> TASK BRIEF
Look through the data below and work out how many lines hold "index"; state only the number.

Dataset rows for apps and sites:
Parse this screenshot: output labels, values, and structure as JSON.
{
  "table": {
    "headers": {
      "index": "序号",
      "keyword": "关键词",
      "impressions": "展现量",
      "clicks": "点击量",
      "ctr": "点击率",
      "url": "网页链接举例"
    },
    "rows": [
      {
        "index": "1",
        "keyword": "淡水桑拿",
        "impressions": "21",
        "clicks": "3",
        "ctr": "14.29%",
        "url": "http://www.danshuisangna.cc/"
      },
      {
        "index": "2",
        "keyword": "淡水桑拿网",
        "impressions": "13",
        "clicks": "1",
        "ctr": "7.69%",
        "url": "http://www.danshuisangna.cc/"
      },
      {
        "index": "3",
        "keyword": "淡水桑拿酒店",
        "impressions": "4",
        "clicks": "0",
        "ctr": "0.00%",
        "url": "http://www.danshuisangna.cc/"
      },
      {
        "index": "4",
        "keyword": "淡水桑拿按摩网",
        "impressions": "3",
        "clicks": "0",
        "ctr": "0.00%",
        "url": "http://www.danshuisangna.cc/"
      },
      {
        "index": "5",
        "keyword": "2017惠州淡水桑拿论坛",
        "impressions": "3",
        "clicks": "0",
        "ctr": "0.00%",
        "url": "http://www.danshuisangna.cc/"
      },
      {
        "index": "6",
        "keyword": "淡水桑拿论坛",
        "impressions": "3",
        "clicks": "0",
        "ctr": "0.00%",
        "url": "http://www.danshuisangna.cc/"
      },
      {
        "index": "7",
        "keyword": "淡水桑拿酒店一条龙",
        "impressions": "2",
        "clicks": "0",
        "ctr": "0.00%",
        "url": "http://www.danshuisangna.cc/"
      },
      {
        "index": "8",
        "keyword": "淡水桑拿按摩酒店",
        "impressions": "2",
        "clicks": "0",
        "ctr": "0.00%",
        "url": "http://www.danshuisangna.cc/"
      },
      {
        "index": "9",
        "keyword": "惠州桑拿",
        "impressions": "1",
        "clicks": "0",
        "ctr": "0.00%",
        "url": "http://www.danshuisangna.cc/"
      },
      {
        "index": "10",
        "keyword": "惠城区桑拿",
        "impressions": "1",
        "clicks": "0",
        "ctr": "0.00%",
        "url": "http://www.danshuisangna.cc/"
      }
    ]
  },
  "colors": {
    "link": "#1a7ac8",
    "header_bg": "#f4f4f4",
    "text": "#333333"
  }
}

> PROBLEM SOLUTION
11